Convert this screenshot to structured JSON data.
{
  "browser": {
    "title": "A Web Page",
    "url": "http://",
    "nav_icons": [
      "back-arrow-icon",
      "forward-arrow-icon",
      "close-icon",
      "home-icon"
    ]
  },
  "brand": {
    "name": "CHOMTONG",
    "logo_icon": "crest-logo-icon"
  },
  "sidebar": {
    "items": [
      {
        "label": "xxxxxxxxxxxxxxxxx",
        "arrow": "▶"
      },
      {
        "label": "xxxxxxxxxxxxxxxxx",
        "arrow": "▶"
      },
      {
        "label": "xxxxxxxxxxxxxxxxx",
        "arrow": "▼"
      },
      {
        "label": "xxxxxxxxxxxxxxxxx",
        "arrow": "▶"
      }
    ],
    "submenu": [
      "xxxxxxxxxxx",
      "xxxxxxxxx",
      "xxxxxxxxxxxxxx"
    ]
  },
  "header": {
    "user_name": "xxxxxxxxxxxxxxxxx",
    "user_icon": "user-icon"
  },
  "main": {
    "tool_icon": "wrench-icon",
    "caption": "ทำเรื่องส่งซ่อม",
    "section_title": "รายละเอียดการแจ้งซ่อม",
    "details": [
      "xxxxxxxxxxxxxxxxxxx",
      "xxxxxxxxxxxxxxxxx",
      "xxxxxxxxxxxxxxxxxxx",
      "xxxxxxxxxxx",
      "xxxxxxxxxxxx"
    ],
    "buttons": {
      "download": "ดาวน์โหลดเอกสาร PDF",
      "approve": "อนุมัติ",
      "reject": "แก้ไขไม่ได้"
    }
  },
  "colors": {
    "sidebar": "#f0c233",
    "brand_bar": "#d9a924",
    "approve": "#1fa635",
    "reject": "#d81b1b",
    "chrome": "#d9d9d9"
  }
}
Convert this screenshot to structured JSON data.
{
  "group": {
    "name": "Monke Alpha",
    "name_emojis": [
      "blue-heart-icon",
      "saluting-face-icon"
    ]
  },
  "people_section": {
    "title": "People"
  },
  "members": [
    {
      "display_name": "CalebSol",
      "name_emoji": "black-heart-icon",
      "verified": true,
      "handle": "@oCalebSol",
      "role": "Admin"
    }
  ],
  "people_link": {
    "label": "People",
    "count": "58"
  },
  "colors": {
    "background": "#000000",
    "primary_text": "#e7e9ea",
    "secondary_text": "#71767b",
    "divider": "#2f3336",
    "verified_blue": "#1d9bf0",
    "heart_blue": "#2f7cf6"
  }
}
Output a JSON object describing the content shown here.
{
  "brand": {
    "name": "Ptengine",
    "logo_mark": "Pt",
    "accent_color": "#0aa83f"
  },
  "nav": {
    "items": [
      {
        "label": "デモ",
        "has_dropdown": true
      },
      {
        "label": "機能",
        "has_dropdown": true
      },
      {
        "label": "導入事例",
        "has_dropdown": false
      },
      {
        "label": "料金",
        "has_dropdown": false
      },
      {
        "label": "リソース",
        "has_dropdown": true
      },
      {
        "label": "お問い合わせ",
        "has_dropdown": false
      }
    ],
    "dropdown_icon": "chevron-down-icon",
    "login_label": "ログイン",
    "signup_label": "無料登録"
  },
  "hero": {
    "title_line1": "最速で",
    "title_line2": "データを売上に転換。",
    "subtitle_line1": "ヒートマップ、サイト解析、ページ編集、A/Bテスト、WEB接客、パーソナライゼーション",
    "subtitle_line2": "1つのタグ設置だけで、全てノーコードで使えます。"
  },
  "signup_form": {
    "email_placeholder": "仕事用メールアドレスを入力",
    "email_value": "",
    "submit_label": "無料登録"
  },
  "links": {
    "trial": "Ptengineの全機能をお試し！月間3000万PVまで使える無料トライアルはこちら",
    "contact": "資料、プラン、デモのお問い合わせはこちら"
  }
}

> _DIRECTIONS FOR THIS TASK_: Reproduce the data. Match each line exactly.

> _ANSWER SPACE_:
Convert this screenshot to structured JSON data.
{
  "browser": {
    "title": "A Web Page",
    "url": "http://",
    "nav_icons": [
      "back-arrow-icon",
      "forward-arrow-icon",
      "close-icon",
      "home-icon"
    ]
  },
  "brand": {
    "name": "CHOMTONG",
    "logo_icon": "crest-logo-icon"
  },
  "sidebar": {
    "items": [
      {
        "label": "xxxxxxxxxxxxxxxxx",
        "arrow": "▶"
      },
      {
        "label": "xxxxxxxxxxxxxxxxx",
        "arrow": "▶"
      },
      {
        "label": "xxxxxxxxxxxxxxxxx",
        "arrow": "▼"
      },
      {
        "label": "xxxxxxxxxxxxxxxxx",
        "arrow": "▶"
      }
    ],
    "submenu": [
      "xxxxxxxxxxx",
      "xxxxxxxxx",
      "xxxxxxxxxxxxxx"
    ]
  },
  "header": {
    "user_name": "xxxxxxxxxxxxxxxxx",
    "user_icon": "user-icon"
  },
  "main": {
    "tool_icon": "wrench-icon",
    "caption": "ทำเรื่องส่งซ่อม",
    "section_title": "รายละเอียดการแจ้งซ่อม",
    "details": [
      "xxxxxxxxxxxxxxxxxxx",
      "xxxxxxxxxxxxxxxxx",
      "xxxxxxxxxxxxxxxxxxx",
      "xxxxxxxxxxx",
      "xxxxxxxxxxxx"
    ],
    "buttons": {
      "download": "ดาวน์โหลดเอกสาร PDF",
      "approve": "อนุมัติ",
      "reject": "แก้ไขไม่ได้"
    }
  },
  "colors": {
    "sidebar": "#f0c233",
    "brand_bar": "#d9a924",
    "approve": "#1fa635",
    "reject": "#d81b1b",
    "chrome": "#d9d9d9"
  }
}
Convert this screenshot to structured JSON data.
{
  "group": {
    "name": "Monke Alpha",
    "name_emojis": [
      "blue-heart-icon",
      "saluting-face-icon"
    ]
  },
  "people_section": {
    "title": "People"
  },
  "members": [
    {
      "display_name": "CalebSol",
      "name_emoji": "black-heart-icon",
      "verified": true,
      "handle": "@oCalebSol",
      "role": "Admin"
    }
  ],
  "people_link": {
    "label": "People",
    "count": "58"
  },
  "colors": {
    "background": "#000000",
    "primary_text": "#e7e9ea",
    "secondary_text": "#71767b",
    "divider": "#2f3336",
    "verified_blue": "#1d9bf0",
    "heart_blue": "#2f7cf6"
  }
}
Output a JSON object describing the content shown here.
{
  "brand": {
    "name": "Ptengine",
    "logo_mark": "Pt",
    "accent_color": "#0aa83f"
  },
  "nav": {
    "items": [
      {
        "label": "デモ",
        "has_dropdown": true
      },
      {
        "label": "機能",
        "has_dropdown": true
      },
      {
        "label": "導入事例",
        "has_dropdown": false
      },
      {
        "label": "料金",
        "has_dropdown": false
      },
      {
        "label": "リソース",
        "has_dropdown": true
      },
      {
        "label": "お問い合わせ",
        "has_dropdown": false
      }
    ],
    "dropdown_icon": "chevron-down-icon",
    "login_label": "ログイン",
    "signup_label": "無料登録"
  },
  "hero": {
    "title_line1": "最速で",
    "title_line2": "データを売上に転換。",
    "subtitle_line1": "ヒートマップ、サイト解析、ページ編集、A/Bテスト、WEB接客、パーソナライゼーション",
    "subtitle_line2": "1つのタグ設置だけで、全てノーコードで使えます。"
  },
  "signup_form": {
    "email_placeholder": "仕事用メールアドレスを入力",
    "email_value": "",
    "submit_label": "無料登録"
  },
  "links": {
    "trial": "Ptengineの全機能をお試し！月間3000万PVまで使える無料トライアルはこちら",
    "contact": "資料、プラン、デモのお問い合わせはこちら"
  }
}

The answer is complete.